= EXERCISE BRIEF =
Only lines holding "chevron" are needed; copy each of them from the data below.

= EXERCISE INPUT =
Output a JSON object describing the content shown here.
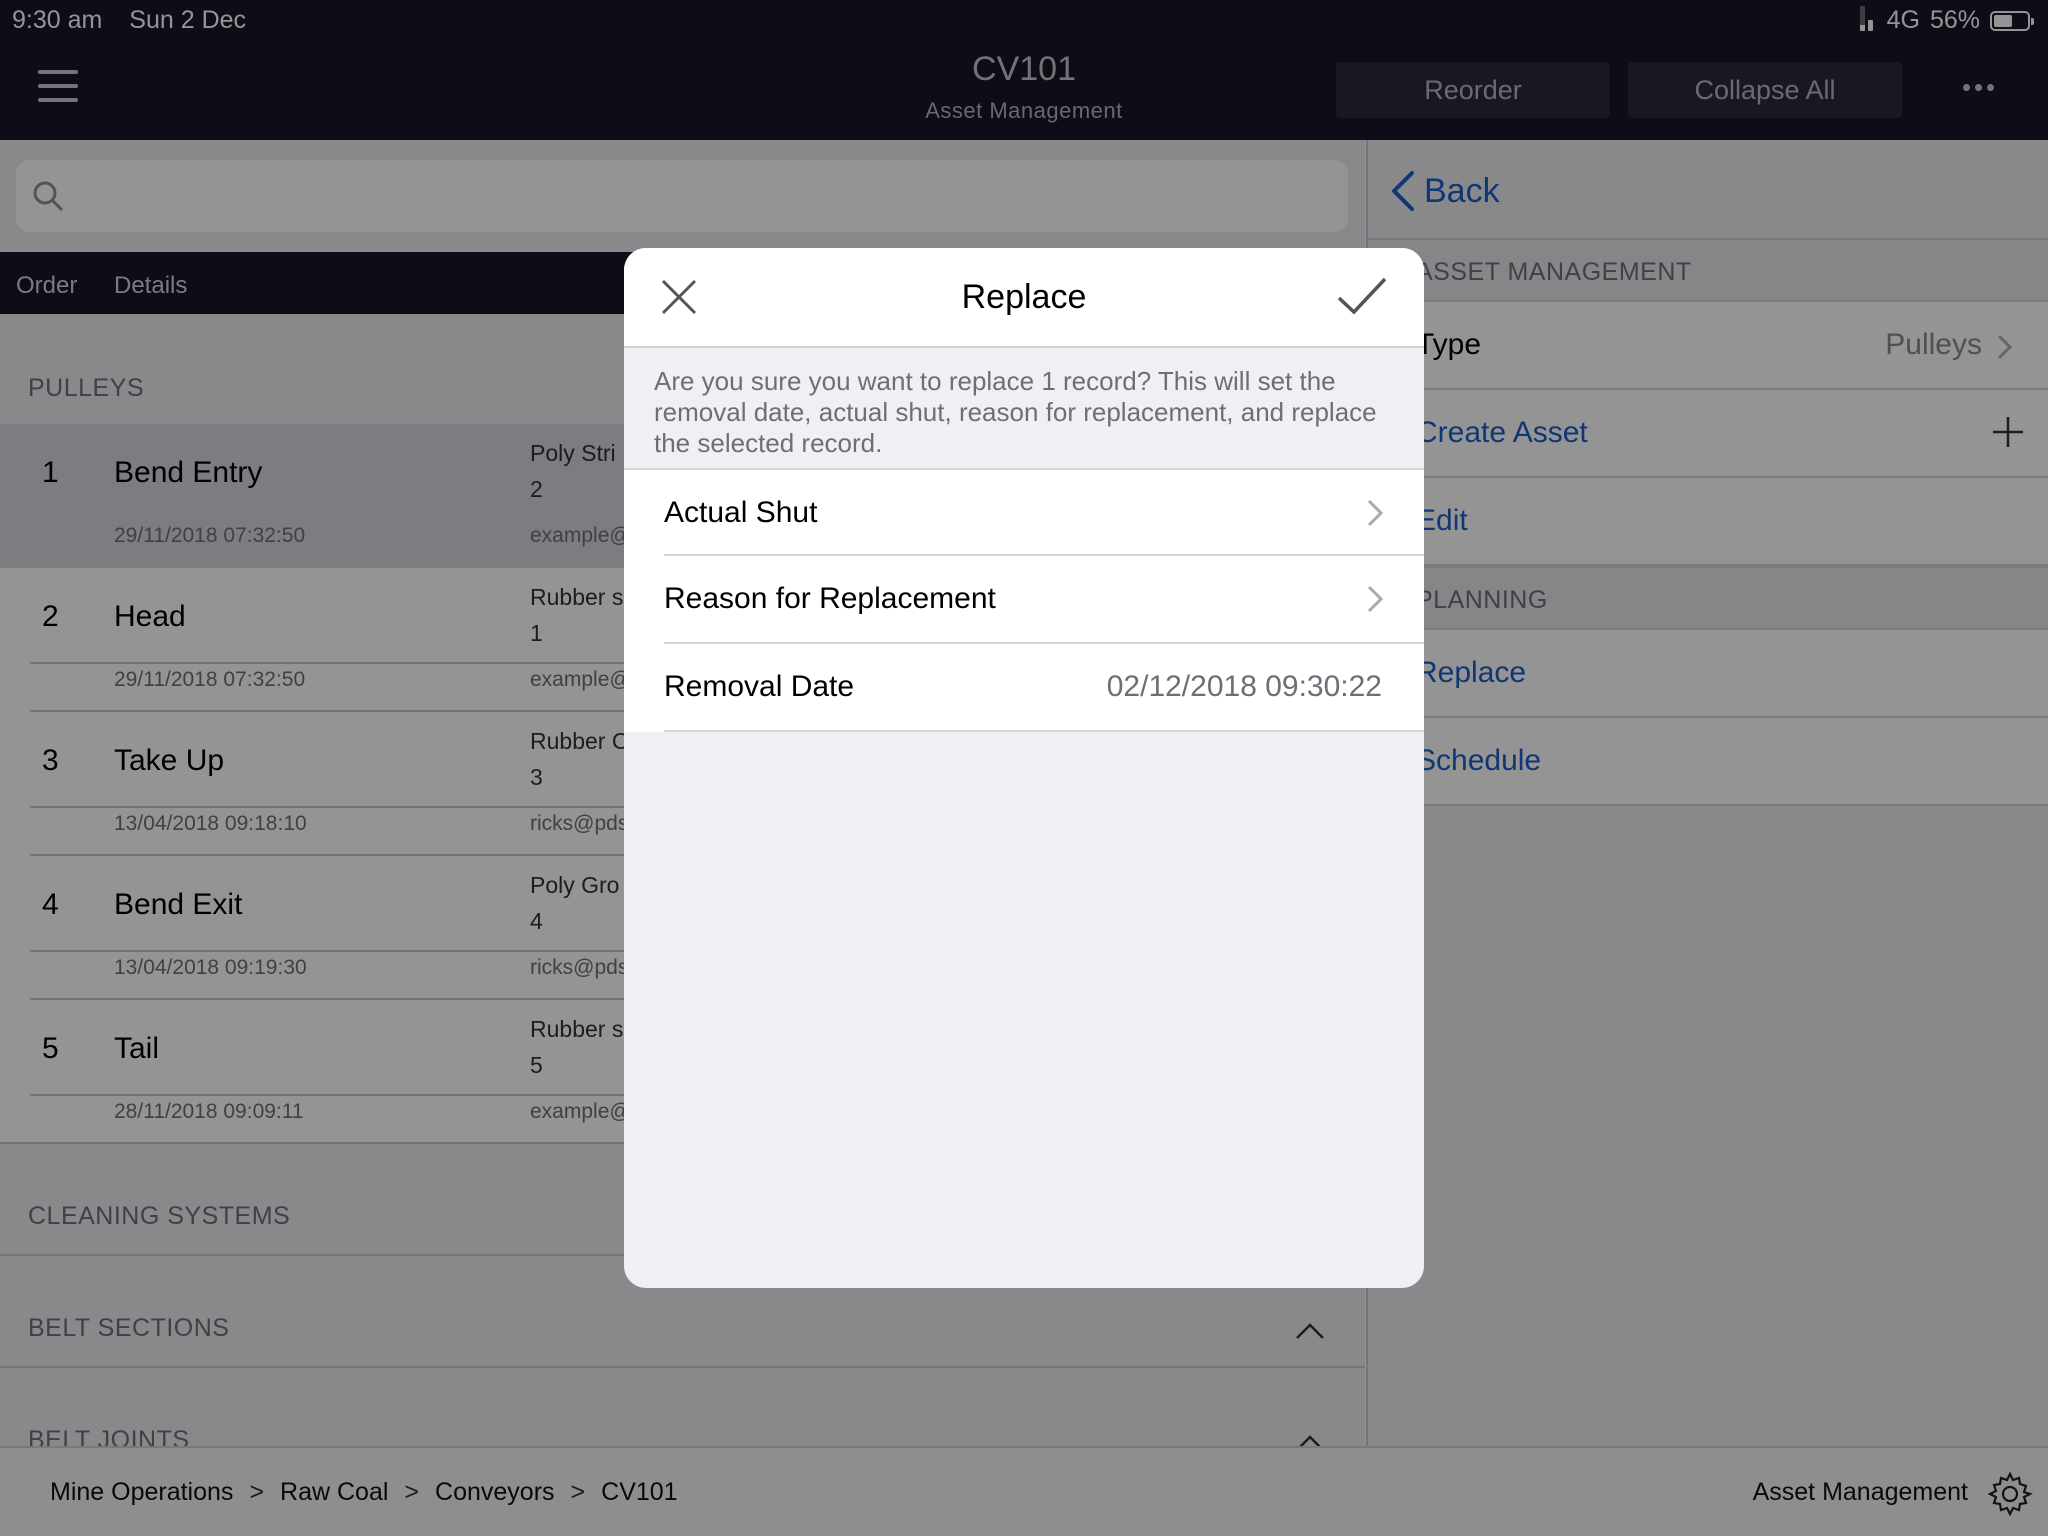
{
  "status_bar": {
    "time": "9:30 am",
    "date": "Sun 2 Dec",
    "network": "4G",
    "battery": "56%",
    "battery_level": 0.56
  },
  "nav": {
    "title": "CV101",
    "subtitle": "Asset Management",
    "reorder_label": "Reorder",
    "collapse_label": "Collapse All"
  },
  "left": {
    "columns": {
      "order": "Order",
      "details": "Details"
    },
    "sections": {
      "pulleys": "PULLEYS",
      "cleaning": "CLEANING SYSTEMS",
      "belt_sections": "BELT SECTIONS",
      "belt_joints": "BELT JOINTS"
    },
    "rows": [
      {
        "num": "1",
        "name": "Bend Entry",
        "date": "29/11/2018 07:32:50",
        "material": "Poly Stri",
        "qty": "2",
        "email": "example@"
      },
      {
        "num": "2",
        "name": "Head",
        "date": "29/11/2018 07:32:50",
        "material": "Rubber s",
        "qty": "1",
        "email": "example@"
      },
      {
        "num": "3",
        "name": "Take Up",
        "date": "13/04/2018 09:18:10",
        "material": "Rubber C",
        "qty": "3",
        "email": "ricks@pds"
      },
      {
        "num": "4",
        "name": "Bend Exit",
        "date": "13/04/2018 09:19:30",
        "material": "Poly Gro",
        "qty": "4",
        "email": "ricks@pds"
      },
      {
        "num": "5",
        "name": "Tail",
        "date": "28/11/2018 09:09:11",
        "material": "Rubber s",
        "qty": "5",
        "email": "example@"
      }
    ]
  },
  "right": {
    "back_label": "Back",
    "asset_mgmt_header": "ASSET MANAGEMENT",
    "type_label": "Type",
    "type_value": "Pulleys",
    "create_asset": "Create Asset",
    "edit": "Edit",
    "planning_header": "PLANNING",
    "replace": "Replace",
    "schedule": "Schedule"
  },
  "modal": {
    "title": "Replace",
    "description": "Are you sure you want to replace 1 record? This will set the removal date, actual shut, reason for replacement, and replace the selected record.",
    "actual_shut": "Actual Shut",
    "reason": "Reason for Replacement",
    "removal_date_label": "Removal Date",
    "removal_date_value": "02/12/2018 09:30:22"
  },
  "bottom_bar": {
    "crumbs": [
      "Mine Operations",
      "Raw Coal",
      "Conveyors",
      "CV101"
    ],
    "separator": ">",
    "module": "Asset Management"
  },
  "colors": {
    "nav_bg": "#171728",
    "link": "#1d5fc8",
    "overlay": "rgba(0,0,0,0.42)"
  },
  "icons": [
    "menu-icon",
    "more-icon",
    "search-icon",
    "back-chevron-icon",
    "plus-icon",
    "chevron-right-icon",
    "chevron-up-icon",
    "close-icon",
    "checkmark-icon",
    "gear-icon",
    "signal-icon",
    "battery-icon"
  ]
}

= ANSWER TO THE PROBLEM =
    "back-chevron-icon",
    "chevron-right-icon",
    "chevron-up-icon",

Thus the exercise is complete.